David Livingstone (1813-1873) by John Mossman (1817-1890). 1875-9; erected 1879. Bronze statue on a granite pedestal with bronze reliefs. Cathedral Square (originally in George Square), Glasgow. Click on images to enlarge them.
This fine statue of Livingstone, standing by a covered tree-stump, with binoculars round his neck, a Bible in one hand and his hat in the other, and a few pieces of equipment at his feet, looks much more at home in its present leafy position than it could possibly have done in busy George Square. Livingstone, who started work in a Lanarkshire cotton mill when he was only ten years old, studied under Thomas Graham at the Andersonian Institution, but in the same year (1840) that he took his physician's degree he was sent out to southern Africa” by the London Missionary Society. Here he set about opening up new territory. As is well known, he crossed the Kalahari desert, and on a later expedition discovered Victoria Falls — a statue of him overlooks it — and he also discovered Lake Nyasa during a 1858-64 expedition. He died on an expedition begun in 1865 "partly in conjunction with Sir Henry Morton Stanley" (McKenzie 62).
Left: An Arab slave trader beating an African woman. Right: The panel Livingstone’s birth and death dates surrounded by jungle vegetation. etc.
Livingstone reading the Bible to an African family.
Photograph top left, caption and commentary by Jacqueline Banerjee, 2009. Other photographs by George P. Landow 2016. [You may use these images without prior permission for any scholarly or educational purpose as long as you (1) credit the photographer and (2) link your document to this URL.]
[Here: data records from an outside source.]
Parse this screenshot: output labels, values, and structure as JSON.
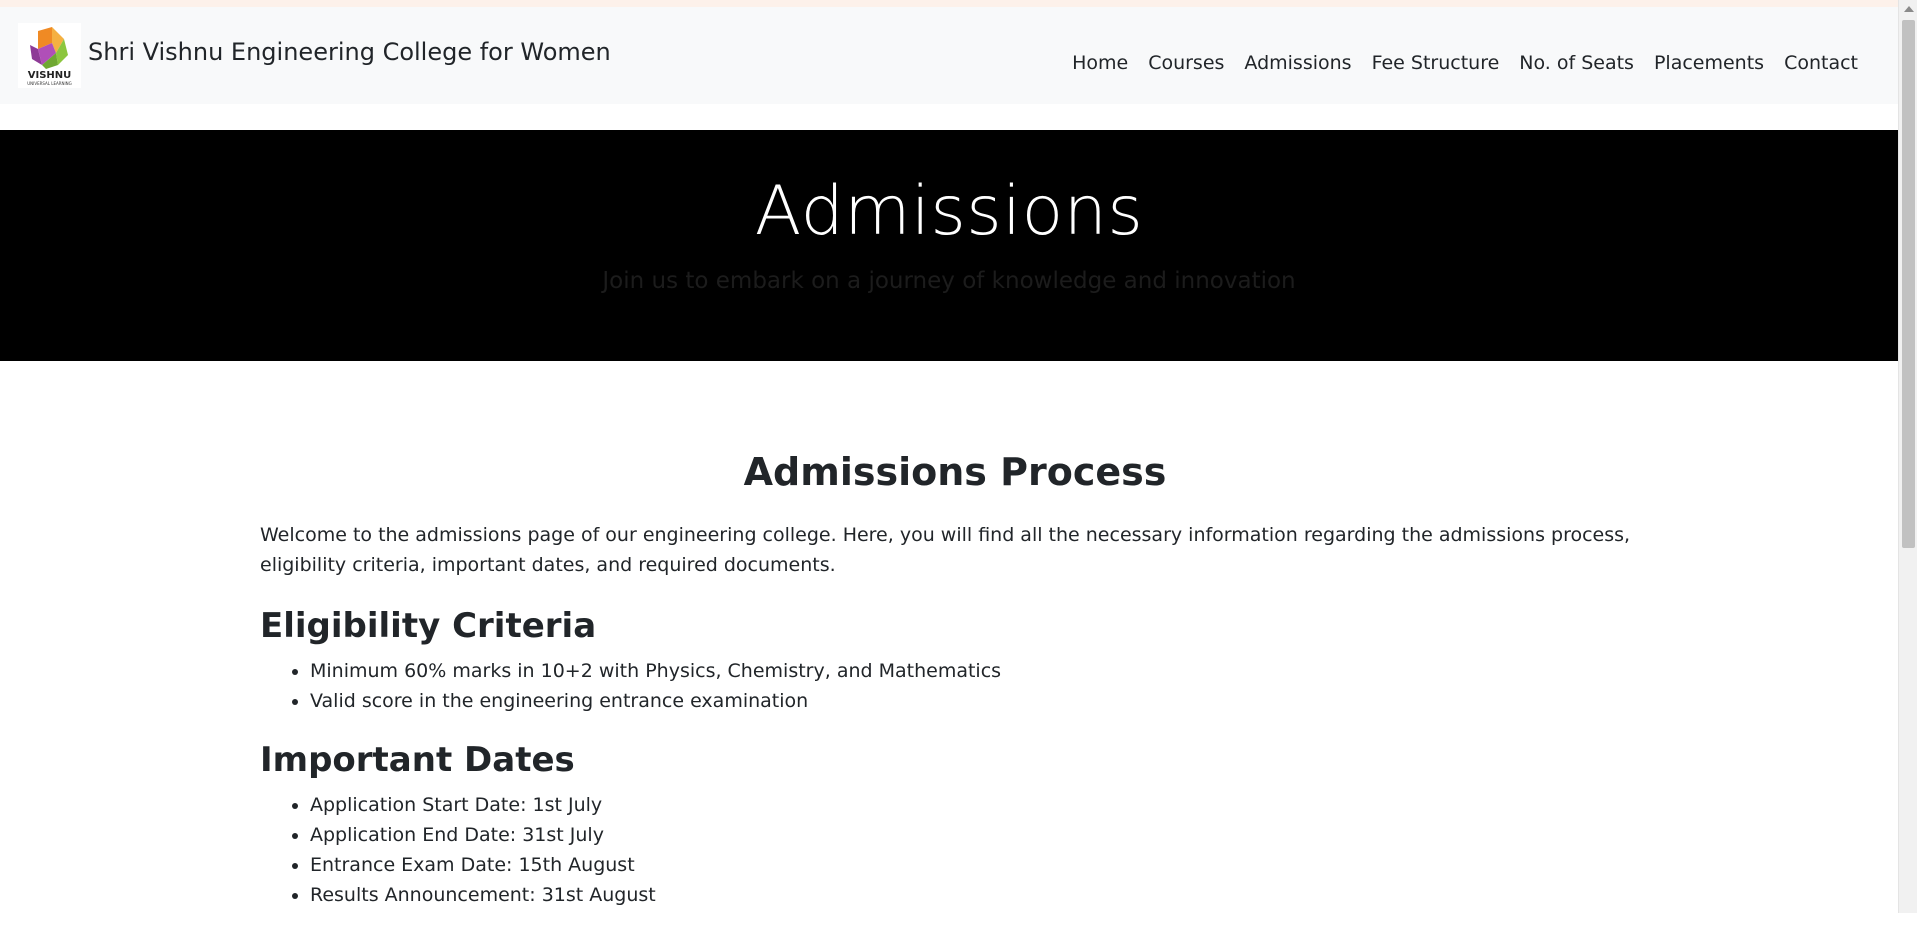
{
  "header": {
    "brand": "Shri Vishnu Engineering College for Women",
    "logo_text": "VISHNU",
    "logo_subtext": "UNIVERSAL LEARNING",
    "nav": [
      {
        "label": "Home"
      },
      {
        "label": "Courses"
      },
      {
        "label": "Admissions"
      },
      {
        "label": "Fee Structure"
      },
      {
        "label": "No. of Seats"
      },
      {
        "label": "Placements"
      },
      {
        "label": "Contact"
      }
    ]
  },
  "hero": {
    "title": "Admissions",
    "subtitle": "Join us to embark on a journey of knowledge and innovation"
  },
  "main": {
    "process_title": "Admissions Process",
    "intro": "Welcome to the admissions page of our engineering college. Here, you will find all the necessary information regarding the admissions process, eligibility criteria, important dates, and required documents.",
    "eligibility": {
      "title": "Eligibility Criteria",
      "items": [
        "Minimum 60% marks in 10+2 with Physics, Chemistry, and Mathematics",
        "Valid score in the engineering entrance examination"
      ]
    },
    "dates": {
      "title": "Important Dates",
      "items": [
        "Application Start Date: 1st July",
        "Application End Date: 31st July",
        "Entrance Exam Date: 15th August",
        "Results Announcement: 31st August"
      ]
    }
  },
  "colors": {
    "navbar_bg": "#f8f9fa",
    "hero_bg": "#000000",
    "logo_orange": "#f08a24",
    "logo_purple": "#8e3a96",
    "logo_green": "#8cc63f"
  }
}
McKenzie, Ray. Public Sculpture of Glasgow. Liverpool: Liverpool University Press, 2002.
Created 1 October 2009
Last modified 16 April 2020